In the match, Shibata pulled out all the stops to obtain the IWGP Heavyweight title. After twisting his body to remain upright after a forceful clothesline from Okada, he dragged Okada up, and unveiled a staggeringly potent headbutt. Okada immediately slumped to the ground. Shibata stood tall, and shook the resulting blood and sweat out of his eyes. It’s an indelible moment in one of the greatest recent performances of professional wrestling. Despite Shibata’s best efforts, Okada persevered and retained his title. Afterwards, according to NJPW, Shibata was sent to the hospital and diagnosed with a subdural hematoma, blood pooling between his skull and his brain. He went into surgery immediately. This type of injury is life-threatening.

Shibata should be more familiar with the consequences of head trauma than most, as one of his opponents in the New Lion Cup Tournament in 2000 died from a similar injury. Masakazu Fukuda was injured by an errant flying elbow drop of Shibata’s, suffered a brain hemorrhage, and slipped into a coma. He passed away five days later. Shibata’s hospitalization also comes on the heels of accused domestic abuser Tomoaki Honma’s spinal injury. While there was speculation that Shibata’s injury might be a storyline injury, confluences like these, and additional reporting from Dave Meltzer has nearly conclusively placed this into legitimate territory. Nothing’s 100% in wrestling, but all signs point to this being very serious damage.

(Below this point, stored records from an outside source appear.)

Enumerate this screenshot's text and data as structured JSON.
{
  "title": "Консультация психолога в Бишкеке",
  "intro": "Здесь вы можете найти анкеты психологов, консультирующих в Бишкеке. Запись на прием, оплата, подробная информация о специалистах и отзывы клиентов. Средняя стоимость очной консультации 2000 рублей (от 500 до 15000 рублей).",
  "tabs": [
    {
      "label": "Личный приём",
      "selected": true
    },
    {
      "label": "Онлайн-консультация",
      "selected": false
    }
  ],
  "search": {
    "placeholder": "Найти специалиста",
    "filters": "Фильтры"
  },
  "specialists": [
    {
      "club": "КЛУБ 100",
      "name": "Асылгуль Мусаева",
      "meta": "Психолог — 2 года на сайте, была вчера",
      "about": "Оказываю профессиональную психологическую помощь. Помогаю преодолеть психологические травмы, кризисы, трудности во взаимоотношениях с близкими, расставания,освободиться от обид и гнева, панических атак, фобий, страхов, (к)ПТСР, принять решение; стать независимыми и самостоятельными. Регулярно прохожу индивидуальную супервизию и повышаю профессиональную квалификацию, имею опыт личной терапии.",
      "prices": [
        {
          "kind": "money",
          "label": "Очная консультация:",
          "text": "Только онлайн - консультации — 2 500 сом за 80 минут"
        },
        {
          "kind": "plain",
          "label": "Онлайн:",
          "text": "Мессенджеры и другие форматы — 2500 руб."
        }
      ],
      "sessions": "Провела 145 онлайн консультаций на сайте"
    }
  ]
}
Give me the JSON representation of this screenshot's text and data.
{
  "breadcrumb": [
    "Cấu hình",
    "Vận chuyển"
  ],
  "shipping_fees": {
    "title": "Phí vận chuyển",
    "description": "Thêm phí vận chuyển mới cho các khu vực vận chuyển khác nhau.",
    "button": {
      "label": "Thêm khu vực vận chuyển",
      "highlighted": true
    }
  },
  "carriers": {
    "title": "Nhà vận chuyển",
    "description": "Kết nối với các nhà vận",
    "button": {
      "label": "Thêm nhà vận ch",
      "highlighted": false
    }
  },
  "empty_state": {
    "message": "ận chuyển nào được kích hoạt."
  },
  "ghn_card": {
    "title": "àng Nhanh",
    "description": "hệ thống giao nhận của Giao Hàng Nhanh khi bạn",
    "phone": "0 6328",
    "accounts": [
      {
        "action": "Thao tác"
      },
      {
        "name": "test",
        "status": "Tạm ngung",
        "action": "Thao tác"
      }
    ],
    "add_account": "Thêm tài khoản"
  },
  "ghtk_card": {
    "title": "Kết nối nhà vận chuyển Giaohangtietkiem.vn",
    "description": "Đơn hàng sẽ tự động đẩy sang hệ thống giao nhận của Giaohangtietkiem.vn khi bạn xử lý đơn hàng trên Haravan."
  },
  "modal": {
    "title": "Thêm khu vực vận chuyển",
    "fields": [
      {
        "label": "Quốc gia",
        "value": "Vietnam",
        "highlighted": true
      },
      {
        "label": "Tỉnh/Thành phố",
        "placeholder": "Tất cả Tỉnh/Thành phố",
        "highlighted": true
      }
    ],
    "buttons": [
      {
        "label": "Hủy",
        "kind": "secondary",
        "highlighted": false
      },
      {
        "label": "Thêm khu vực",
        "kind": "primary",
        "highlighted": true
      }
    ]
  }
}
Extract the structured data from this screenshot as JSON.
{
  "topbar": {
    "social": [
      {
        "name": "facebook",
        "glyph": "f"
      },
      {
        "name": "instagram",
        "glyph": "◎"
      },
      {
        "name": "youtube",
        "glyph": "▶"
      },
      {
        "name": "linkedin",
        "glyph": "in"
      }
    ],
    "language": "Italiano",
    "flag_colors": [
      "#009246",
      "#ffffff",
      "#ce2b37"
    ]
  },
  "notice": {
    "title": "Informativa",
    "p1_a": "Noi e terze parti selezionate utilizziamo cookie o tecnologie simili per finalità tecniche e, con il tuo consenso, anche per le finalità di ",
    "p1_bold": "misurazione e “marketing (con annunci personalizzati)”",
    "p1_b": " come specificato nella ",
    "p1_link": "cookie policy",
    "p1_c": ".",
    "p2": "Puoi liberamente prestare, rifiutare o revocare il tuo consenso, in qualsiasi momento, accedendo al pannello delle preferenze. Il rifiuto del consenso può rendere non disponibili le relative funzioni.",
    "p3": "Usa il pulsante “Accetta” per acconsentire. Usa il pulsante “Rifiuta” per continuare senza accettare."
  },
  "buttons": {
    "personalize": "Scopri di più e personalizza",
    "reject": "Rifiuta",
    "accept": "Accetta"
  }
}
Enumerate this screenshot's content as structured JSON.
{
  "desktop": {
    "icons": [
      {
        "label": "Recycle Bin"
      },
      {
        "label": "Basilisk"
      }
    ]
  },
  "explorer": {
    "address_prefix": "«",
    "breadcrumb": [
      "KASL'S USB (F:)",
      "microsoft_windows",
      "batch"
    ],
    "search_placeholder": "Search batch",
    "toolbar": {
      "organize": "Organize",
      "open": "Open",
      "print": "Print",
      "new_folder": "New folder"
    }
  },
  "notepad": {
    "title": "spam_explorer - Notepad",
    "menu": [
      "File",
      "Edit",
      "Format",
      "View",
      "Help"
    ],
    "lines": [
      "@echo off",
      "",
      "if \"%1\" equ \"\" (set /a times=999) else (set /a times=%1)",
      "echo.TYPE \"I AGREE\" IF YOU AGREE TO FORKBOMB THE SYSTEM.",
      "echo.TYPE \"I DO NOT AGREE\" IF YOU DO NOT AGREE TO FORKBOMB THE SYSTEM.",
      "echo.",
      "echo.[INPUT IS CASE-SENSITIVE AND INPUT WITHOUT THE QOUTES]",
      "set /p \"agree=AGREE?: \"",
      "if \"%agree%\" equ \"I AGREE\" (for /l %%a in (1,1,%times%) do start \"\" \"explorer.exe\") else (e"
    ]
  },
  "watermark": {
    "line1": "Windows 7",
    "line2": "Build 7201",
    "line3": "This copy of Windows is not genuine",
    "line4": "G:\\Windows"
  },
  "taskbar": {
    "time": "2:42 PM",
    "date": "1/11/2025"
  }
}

In response to the reports of Shibata’s surgery, Gabe Sapolsky, booker of EVOLVE, tweeted that wrestlers need to “Protect the head in 2017.” “I’m concerned if stupid stuff gets over online that upcoming talent that wants to get over will replicate it,” he went on to say, a heartening thing to hear from someone in a position of influence in the wrestling industry. Of course, two tweets later, he was plugging an upcoming Last Man Standing match with Ethan Page and noted daredevil Darby Allin, a wrestler with a reputation built almost solely on risky stunts.

Looking at my t-shirt now, I feel that same sort of cognitive dissonance that one can see in Sapolsky’s tweets, a desire for the people we care about to be safe, but also the acknowledgement that there is a desire for ever escalating violence. I own an article of clothing celebrating an action that ended a man’s career. We all know wrestling is predetermined, a performance of combat, but reality resonates. Pain and violence and blood resonate.

At EVOLVE 82, in their Last Man Standing match, Page hit Allin in the elbow with a shovel. Allin’s now on the shelf for a while as the shovel severed muscle and shattered his elbow. It’s clear that wrestling promoters need to move beyond platitudes designed to placate concerned wrestling fans. It’s beyond time to retire such risky offense from the lexicon of pro wrestling. When intentional bleeding was banned from the WWE, there was fan outcry, but it’s lessened dramatically as wrestling fandom has grown accustomed to the current product. It’s got to be possible to create engaging and impactful wrestling that doesn’t destroy the future of wrestlers.

At a recent NJPW show, fans hung a banner that read “Katsuyori Shibata—We Will Wait for You.” I hope we wait forever. I hope that Shibata never returns, in the same way I hope that Daniel Bryan never returns. I hope these performers that I love to watch stay safely retired, removed from the style they seem to be unable to abandon, even in the face of permanent damage, or death. “Wrestlers should look back and think about dangerous moves they do and the risks they take,” said Shinsuke Nakamura in a recent interview with Yahoo! Japan (translation courtesy of Chris Charlton). If the King of Strong Style can recognize a need for change, hopefully the rest of the wrestling world will be able to follow suit.

Ed Blair is a writer and zinester currently writing out of Chicago. They run the Holy Demon Army Zine Distro, and can be found regularly contributing to the Atomic Elbow, No Friends, and Entropy. You can find them on twitter at @ourcityburning.